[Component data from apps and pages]
▶

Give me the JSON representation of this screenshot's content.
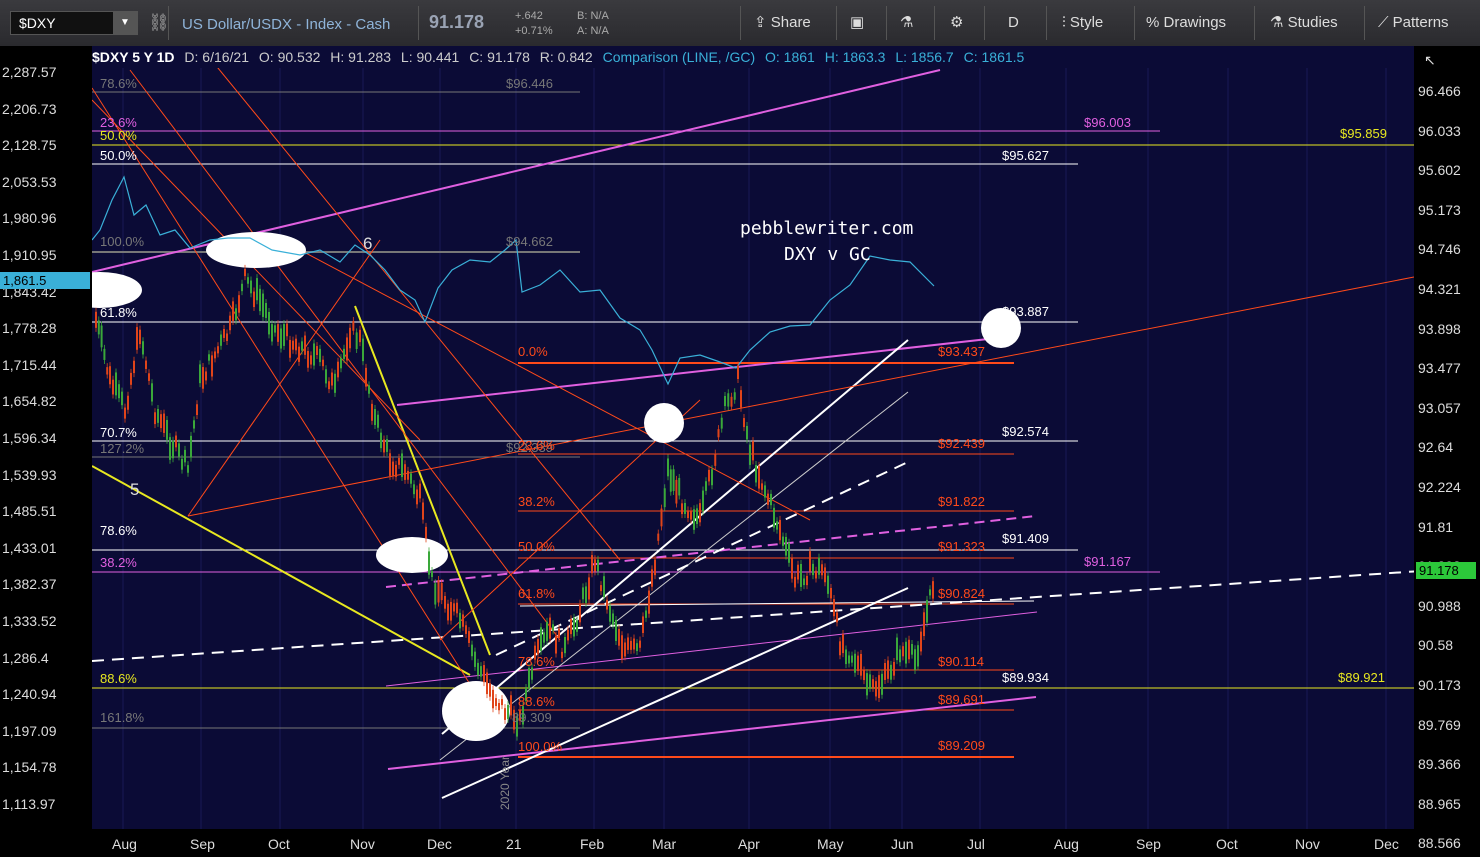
{
  "toolbar": {
    "symbol": "$DXY",
    "name": "US Dollar/USDX - Index - Cash",
    "price": "91.178",
    "change": "+.642",
    "change_pct": "+0.71%",
    "bid": "B: N/A",
    "ask": "A: N/A",
    "share": "Share",
    "interval": "D",
    "style": "Style",
    "drawings": "Drawings",
    "studies": "Studies",
    "patterns": "Patterns"
  },
  "header": {
    "sym": "$DXY 5 Y 1D",
    "date": "D: 6/16/21",
    "open": "O: 90.532",
    "high": "H: 91.283",
    "low": "L: 90.441",
    "close": "C: 91.178",
    "range": "R: 0.842",
    "comparison": "Comparison (LINE, /GC)",
    "cmp_open": "O: 1861",
    "cmp_high": "H: 1863.3",
    "cmp_low": "L: 1856.7",
    "cmp_close": "C: 1861.5"
  },
  "left_axis": [
    "2,287.57",
    "2,206.73",
    "2,128.75",
    "2,053.53",
    "1,980.96",
    "1,910.95",
    "1,843.42",
    "1,778.28",
    "1,715.44",
    "1,654.82",
    "1,596.34",
    "1,539.93",
    "1,485.51",
    "1,433.01",
    "1,382.37",
    "1,333.52",
    "1,286.4",
    "1,240.94",
    "1,197.09",
    "1,154.78",
    "1,113.97"
  ],
  "right_axis": [
    "96.466",
    "96.033",
    "95.602",
    "95.173",
    "94.746",
    "94.321",
    "93.898",
    "93.477",
    "93.057",
    "92.64",
    "92.224",
    "91.81",
    "91.398",
    "90.988",
    "90.58",
    "90.173",
    "89.769",
    "89.366",
    "88.965",
    "88.566"
  ],
  "x_axis": [
    "Aug",
    "Sep",
    "Oct",
    "Nov",
    "Dec",
    "21",
    "Feb",
    "Mar",
    "Apr",
    "May",
    "Jun",
    "Jul",
    "Aug",
    "Sep",
    "Oct",
    "Nov",
    "Dec"
  ],
  "badges": {
    "gc": "1,861.5",
    "dxy": "91.178"
  },
  "annotations": {
    "site": "pebblewriter.com",
    "title": "DXY v GC",
    "wave5": "5",
    "wave6": "6",
    "year": "2020 Year"
  },
  "fib_left": {
    "f786a": "78.6%",
    "f236": "23.6%",
    "f500y": "50.0%",
    "f500w": "50.0%",
    "f1000": "100.0%",
    "f618": "61.8%",
    "f707": "70.7%",
    "f1272": "127.2%",
    "f786b": "78.6%",
    "f382": "38.2%",
    "f886": "88.6%",
    "f1618": "161.8%"
  },
  "fib_mid": {
    "p96446": "$96.446",
    "p94662": "$94.662",
    "p0": "0.0%",
    "p236": "23.6%",
    "p382": "38.2%",
    "p50": "50.0%",
    "p618": "61.8%",
    "p786": "78.6%",
    "p886": "88.6%",
    "p100": "100.0%",
    "p89309": "89.309",
    "p92339": "$92.339"
  },
  "fib_right": {
    "r96003": "$96.003",
    "r95859": "$95.859",
    "r95627": "$95.627",
    "r93887": "$93.887",
    "r93437": "$93.437",
    "r92574": "$92.574",
    "r92439": "$92.439",
    "r91822": "$91.822",
    "r91409": "$91.409",
    "r91323": "$91.323",
    "r91167": "$91.167",
    "r90824": "$90.824",
    "r90114": "$90.114",
    "r89934": "$89.934",
    "r89921": "$89.921",
    "r89691": "$89.691",
    "r89209": "$89.209"
  },
  "colors": {
    "bg": "#0b0b36",
    "up": "#3aa83a",
    "down": "#e0441a",
    "gc": "#3ab0d8",
    "fib_pink": "#e060e0",
    "fib_yellow": "#e8e820",
    "fib_red": "#ff4a1a"
  }
}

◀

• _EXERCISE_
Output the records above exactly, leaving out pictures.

• _OUTPUT FOR THIS EXERCISE_
Give me the JSON representation of this screenshot's content.
{
  "toolbar": {
    "symbol": "$DXY",
    "name": "US Dollar/USDX - Index - Cash",
    "price": "91.178",
    "change": "+.642",
    "change_pct": "+0.71%",
    "bid": "B: N/A",
    "ask": "A: N/A",
    "share": "Share",
    "interval": "D",
    "style": "Style",
    "drawings": "Drawings",
    "studies": "Studies",
    "patterns": "Patterns"
  },
  "header": {
    "sym": "$DXY 5 Y 1D",
    "date": "D: 6/16/21",
    "open": "O: 90.532",
    "high": "H: 91.283",
    "low": "L: 90.441",
    "close": "C: 91.178",
    "range": "R: 0.842",
    "comparison": "Comparison (LINE, /GC)",
    "cmp_open": "O: 1861",
    "cmp_high": "H: 1863.3",
    "cmp_low": "L: 1856.7",
    "cmp_close": "C: 1861.5"
  },
  "left_axis": [
    "2,287.57",
    "2,206.73",
    "2,128.75",
    "2,053.53",
    "1,980.96",
    "1,910.95",
    "1,843.42",
    "1,778.28",
    "1,715.44",
    "1,654.82",
    "1,596.34",
    "1,539.93",
    "1,485.51",
    "1,433.01",
    "1,382.37",
    "1,333.52",
    "1,286.4",
    "1,240.94",
    "1,197.09",
    "1,154.78",
    "1,113.97"
  ],
  "right_axis": [
    "96.466",
    "96.033",
    "95.602",
    "95.173",
    "94.746",
    "94.321",
    "93.898",
    "93.477",
    "93.057",
    "92.64",
    "92.224",
    "91.81",
    "91.398",
    "90.988",
    "90.58",
    "90.173",
    "89.769",
    "89.366",
    "88.965",
    "88.566"
  ],
  "x_axis": [
    "Aug",
    "Sep",
    "Oct",
    "Nov",
    "Dec",
    "21",
    "Feb",
    "Mar",
    "Apr",
    "May",
    "Jun",
    "Jul",
    "Aug",
    "Sep",
    "Oct",
    "Nov",
    "Dec"
  ],
  "badges": {
    "gc": "1,861.5",
    "dxy": "91.178"
  },
  "annotations": {
    "site": "pebblewriter.com",
    "title": "DXY v GC",
    "wave5": "5",
    "wave6": "6",
    "year": "2020 Year"
  },
  "fib_left": {
    "f786a": "78.6%",
    "f236": "23.6%",
    "f500y": "50.0%",
    "f500w": "50.0%",
    "f1000": "100.0%",
    "f618": "61.8%",
    "f707": "70.7%",
    "f1272": "127.2%",
    "f786b": "78.6%",
    "f382": "38.2%",
    "f886": "88.6%",
    "f1618": "161.8%"
  },
  "fib_mid": {
    "p96446": "$96.446",
    "p94662": "$94.662",
    "p0": "0.0%",
    "p236": "23.6%",
    "p382": "38.2%",
    "p50": "50.0%",
    "p618": "61.8%",
    "p786": "78.6%",
    "p886": "88.6%",
    "p100": "100.0%",
    "p89309": "89.309",
    "p92339": "$92.339"
  },
  "fib_right": {
    "r96003": "$96.003",
    "r95859": "$95.859",
    "r95627": "$95.627",
    "r93887": "$93.887",
    "r93437": "$93.437",
    "r92574": "$92.574",
    "r92439": "$92.439",
    "r91822": "$91.822",
    "r91409": "$91.409",
    "r91323": "$91.323",
    "r91167": "$91.167",
    "r90824": "$90.824",
    "r90114": "$90.114",
    "r89934": "$89.934",
    "r89921": "$89.921",
    "r89691": "$89.691",
    "r89209": "$89.209"
  },
  "colors": {
    "bg": "#0b0b36",
    "up": "#3aa83a",
    "down": "#e0441a",
    "gc": "#3ab0d8",
    "fib_pink": "#e060e0",
    "fib_yellow": "#e8e820",
    "fib_red": "#ff4a1a"
  }
}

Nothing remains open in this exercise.